▶ Task directions: Wherever a line in the material contains the word "UNIVERSITY", copy that line.

Start of Data shown

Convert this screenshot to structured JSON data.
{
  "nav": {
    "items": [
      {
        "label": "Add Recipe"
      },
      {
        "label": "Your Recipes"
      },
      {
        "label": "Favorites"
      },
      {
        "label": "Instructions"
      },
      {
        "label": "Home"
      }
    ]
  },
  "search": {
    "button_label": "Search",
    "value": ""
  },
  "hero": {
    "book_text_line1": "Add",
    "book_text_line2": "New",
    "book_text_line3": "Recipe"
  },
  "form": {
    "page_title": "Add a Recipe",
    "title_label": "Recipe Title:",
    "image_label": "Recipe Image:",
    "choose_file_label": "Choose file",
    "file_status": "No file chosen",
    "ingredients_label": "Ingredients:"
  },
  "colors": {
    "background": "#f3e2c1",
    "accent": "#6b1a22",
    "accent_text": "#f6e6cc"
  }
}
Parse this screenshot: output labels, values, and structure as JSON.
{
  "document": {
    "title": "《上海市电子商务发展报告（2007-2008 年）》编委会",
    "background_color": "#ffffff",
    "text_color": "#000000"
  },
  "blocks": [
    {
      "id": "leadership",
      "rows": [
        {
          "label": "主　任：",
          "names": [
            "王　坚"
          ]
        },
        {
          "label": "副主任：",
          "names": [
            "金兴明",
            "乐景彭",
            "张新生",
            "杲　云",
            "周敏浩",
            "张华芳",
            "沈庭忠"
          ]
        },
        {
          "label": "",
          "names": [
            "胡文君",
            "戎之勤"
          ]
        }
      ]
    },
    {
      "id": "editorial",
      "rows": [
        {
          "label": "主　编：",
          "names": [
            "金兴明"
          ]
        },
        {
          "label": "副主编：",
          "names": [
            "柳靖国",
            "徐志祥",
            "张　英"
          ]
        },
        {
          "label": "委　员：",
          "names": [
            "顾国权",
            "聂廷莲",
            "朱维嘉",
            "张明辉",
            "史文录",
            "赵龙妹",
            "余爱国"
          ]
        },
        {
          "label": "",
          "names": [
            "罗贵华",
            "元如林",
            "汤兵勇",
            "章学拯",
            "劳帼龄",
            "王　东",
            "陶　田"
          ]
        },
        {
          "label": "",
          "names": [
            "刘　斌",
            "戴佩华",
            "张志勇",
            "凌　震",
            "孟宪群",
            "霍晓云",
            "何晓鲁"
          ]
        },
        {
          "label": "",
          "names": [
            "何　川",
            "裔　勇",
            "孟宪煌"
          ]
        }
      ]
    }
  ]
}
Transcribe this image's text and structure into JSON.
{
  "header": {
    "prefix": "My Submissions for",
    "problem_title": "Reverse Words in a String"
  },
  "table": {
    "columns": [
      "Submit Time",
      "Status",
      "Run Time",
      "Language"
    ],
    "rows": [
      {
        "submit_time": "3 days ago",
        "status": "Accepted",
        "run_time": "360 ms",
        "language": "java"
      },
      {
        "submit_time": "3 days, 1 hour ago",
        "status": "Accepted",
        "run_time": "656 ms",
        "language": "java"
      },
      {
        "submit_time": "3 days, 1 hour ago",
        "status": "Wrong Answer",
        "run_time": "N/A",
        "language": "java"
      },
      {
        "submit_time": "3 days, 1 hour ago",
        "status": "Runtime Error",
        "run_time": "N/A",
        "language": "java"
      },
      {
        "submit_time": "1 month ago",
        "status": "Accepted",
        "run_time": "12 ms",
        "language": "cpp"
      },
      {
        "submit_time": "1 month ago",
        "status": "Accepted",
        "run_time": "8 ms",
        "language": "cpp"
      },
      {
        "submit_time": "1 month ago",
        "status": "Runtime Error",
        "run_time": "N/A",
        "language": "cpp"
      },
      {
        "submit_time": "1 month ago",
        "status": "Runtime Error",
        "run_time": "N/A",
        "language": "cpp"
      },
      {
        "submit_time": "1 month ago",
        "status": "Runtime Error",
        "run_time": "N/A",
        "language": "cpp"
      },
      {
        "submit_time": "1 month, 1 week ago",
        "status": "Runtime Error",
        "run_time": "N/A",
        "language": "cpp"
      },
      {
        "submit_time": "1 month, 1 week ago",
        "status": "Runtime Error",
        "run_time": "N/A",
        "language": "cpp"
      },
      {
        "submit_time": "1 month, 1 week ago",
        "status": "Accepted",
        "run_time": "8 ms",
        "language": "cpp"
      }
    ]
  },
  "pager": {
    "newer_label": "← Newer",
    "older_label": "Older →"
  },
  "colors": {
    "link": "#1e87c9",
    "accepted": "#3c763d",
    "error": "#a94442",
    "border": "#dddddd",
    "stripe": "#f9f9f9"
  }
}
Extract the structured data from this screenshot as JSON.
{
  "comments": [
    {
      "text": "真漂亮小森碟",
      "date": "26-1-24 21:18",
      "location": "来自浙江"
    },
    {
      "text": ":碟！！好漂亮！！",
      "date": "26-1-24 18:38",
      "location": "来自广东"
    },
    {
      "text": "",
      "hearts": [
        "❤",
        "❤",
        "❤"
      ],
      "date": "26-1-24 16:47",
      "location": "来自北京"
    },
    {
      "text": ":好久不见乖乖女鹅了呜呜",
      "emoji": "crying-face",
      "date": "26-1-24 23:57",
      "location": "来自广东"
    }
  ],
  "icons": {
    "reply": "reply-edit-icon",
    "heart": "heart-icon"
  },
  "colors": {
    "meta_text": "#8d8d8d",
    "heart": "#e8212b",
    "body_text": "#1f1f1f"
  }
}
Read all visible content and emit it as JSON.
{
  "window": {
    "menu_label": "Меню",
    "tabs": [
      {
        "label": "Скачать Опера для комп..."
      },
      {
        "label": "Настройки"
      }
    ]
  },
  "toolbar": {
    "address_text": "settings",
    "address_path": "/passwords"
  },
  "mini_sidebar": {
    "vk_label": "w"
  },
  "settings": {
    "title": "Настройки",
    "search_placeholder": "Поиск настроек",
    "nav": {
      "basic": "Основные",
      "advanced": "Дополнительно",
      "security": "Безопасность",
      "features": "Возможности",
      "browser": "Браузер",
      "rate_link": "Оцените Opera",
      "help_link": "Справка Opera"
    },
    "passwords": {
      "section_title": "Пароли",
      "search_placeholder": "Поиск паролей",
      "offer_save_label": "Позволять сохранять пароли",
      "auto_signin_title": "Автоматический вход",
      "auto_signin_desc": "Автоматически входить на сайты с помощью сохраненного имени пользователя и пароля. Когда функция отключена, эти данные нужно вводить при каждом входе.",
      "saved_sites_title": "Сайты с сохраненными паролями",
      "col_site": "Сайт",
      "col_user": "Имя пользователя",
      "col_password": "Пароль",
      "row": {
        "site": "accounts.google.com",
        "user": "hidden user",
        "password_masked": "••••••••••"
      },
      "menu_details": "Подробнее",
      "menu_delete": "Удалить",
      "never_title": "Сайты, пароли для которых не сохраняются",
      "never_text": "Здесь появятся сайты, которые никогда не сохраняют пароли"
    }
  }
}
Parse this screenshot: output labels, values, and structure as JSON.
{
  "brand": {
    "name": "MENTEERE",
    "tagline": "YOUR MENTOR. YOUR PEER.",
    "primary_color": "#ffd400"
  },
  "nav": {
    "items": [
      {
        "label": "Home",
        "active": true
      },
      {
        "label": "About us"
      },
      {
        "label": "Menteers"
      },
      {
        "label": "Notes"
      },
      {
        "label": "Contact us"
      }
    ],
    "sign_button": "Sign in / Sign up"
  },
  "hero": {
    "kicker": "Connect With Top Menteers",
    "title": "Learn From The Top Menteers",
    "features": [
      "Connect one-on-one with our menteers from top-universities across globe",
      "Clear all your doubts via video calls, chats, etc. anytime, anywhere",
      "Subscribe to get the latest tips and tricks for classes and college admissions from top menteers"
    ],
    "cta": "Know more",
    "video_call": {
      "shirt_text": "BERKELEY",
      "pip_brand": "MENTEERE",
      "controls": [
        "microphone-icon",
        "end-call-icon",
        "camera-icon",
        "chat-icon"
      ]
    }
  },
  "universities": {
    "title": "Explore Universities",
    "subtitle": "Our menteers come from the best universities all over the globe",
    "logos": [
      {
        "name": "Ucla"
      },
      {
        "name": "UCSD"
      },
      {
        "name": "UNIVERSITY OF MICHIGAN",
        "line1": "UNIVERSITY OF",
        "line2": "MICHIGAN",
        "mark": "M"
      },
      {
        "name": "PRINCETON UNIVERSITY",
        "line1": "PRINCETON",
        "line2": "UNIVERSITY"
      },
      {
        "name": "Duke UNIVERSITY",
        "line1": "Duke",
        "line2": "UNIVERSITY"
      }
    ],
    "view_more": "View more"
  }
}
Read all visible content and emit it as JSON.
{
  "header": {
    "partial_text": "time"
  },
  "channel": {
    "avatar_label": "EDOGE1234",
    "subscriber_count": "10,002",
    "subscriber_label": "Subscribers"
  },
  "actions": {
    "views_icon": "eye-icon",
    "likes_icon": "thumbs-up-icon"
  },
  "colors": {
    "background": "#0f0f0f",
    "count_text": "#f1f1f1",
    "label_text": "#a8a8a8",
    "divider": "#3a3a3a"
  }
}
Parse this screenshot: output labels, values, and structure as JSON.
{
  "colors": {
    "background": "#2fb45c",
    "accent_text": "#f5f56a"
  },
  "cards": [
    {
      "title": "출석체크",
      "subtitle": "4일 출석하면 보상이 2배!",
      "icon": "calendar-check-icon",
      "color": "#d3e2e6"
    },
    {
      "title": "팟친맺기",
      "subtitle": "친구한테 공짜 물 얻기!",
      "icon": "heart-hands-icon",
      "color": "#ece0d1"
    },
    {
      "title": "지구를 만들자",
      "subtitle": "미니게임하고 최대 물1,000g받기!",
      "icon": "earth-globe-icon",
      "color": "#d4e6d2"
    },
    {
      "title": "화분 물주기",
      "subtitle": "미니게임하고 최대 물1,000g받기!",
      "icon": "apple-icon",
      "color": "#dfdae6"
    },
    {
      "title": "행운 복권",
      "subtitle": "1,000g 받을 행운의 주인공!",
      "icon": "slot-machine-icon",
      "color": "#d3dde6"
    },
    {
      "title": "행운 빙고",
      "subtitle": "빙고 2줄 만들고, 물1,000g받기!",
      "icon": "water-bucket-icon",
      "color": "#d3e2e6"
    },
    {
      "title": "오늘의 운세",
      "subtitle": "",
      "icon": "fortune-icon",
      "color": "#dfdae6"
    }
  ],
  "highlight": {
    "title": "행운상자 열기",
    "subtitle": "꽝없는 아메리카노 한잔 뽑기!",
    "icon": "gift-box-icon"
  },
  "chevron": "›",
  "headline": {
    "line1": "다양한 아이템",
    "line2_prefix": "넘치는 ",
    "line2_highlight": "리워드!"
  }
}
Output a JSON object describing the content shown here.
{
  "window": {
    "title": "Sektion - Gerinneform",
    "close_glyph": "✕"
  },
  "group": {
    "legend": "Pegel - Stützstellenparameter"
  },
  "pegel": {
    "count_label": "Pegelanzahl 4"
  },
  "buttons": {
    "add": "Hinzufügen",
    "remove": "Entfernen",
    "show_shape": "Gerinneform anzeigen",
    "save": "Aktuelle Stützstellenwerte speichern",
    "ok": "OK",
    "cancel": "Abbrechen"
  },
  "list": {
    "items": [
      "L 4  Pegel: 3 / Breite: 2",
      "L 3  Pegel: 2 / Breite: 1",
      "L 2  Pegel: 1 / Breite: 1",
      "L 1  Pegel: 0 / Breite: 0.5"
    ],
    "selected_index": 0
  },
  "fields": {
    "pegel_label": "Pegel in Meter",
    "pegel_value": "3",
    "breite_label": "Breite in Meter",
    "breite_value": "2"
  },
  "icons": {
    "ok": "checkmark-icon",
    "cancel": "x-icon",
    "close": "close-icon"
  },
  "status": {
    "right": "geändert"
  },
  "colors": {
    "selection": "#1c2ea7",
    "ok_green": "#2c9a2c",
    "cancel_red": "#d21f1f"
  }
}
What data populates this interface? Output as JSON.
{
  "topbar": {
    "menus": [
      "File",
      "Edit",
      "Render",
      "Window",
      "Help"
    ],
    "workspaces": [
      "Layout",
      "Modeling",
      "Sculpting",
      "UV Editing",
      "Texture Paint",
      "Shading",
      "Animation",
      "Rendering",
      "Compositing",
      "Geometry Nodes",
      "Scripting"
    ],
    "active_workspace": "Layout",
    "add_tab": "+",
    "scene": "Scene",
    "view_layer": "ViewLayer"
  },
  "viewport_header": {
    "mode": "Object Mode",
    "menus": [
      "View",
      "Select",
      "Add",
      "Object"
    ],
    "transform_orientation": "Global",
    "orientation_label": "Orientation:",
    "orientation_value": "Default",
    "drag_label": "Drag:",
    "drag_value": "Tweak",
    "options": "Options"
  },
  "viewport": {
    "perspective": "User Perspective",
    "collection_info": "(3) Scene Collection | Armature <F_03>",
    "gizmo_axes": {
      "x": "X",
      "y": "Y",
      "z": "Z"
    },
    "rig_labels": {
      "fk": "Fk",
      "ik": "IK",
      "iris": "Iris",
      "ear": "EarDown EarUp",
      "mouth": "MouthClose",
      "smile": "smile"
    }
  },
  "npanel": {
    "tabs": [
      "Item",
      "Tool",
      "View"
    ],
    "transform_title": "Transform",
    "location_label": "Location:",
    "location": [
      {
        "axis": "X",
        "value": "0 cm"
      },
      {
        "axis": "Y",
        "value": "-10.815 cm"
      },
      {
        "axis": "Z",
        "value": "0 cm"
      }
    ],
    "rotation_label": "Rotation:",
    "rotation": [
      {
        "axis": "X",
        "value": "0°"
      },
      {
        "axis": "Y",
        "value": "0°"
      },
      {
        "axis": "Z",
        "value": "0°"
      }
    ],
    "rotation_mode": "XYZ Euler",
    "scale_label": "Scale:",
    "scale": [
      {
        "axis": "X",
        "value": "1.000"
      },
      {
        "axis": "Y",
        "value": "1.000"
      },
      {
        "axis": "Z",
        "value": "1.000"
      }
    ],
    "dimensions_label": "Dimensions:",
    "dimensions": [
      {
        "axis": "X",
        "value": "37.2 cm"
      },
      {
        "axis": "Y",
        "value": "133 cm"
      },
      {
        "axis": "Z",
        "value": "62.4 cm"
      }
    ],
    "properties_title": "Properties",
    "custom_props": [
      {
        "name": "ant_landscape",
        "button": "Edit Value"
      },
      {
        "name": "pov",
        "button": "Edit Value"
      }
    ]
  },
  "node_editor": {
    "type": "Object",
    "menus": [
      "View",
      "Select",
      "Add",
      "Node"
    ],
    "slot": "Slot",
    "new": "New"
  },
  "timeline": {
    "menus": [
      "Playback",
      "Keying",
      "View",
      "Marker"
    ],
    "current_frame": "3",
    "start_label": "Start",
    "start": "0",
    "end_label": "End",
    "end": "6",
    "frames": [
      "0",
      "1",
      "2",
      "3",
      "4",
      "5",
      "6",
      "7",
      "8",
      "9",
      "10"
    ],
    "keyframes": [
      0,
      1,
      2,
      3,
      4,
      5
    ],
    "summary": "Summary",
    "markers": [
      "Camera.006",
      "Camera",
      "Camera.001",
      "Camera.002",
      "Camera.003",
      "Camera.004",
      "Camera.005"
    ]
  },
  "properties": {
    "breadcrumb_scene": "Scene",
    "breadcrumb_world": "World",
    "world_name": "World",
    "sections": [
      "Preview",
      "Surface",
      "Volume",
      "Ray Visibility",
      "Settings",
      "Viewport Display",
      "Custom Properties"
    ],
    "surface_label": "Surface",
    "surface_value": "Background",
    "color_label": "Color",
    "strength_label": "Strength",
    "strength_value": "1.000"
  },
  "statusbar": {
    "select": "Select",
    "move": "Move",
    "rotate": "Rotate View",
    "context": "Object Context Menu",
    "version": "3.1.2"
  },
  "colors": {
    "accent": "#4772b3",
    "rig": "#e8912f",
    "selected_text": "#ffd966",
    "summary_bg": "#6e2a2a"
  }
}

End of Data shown

▶ Solved problem:
        "name": "UNIVERSITY OF MICHIGAN",
        "line1": "UNIVERSITY OF",
        "name": "PRINCETON UNIVERSITY",
        "line2": "UNIVERSITY"
        "name": "Duke UNIVERSITY",
        "line2": "UNIVERSITY"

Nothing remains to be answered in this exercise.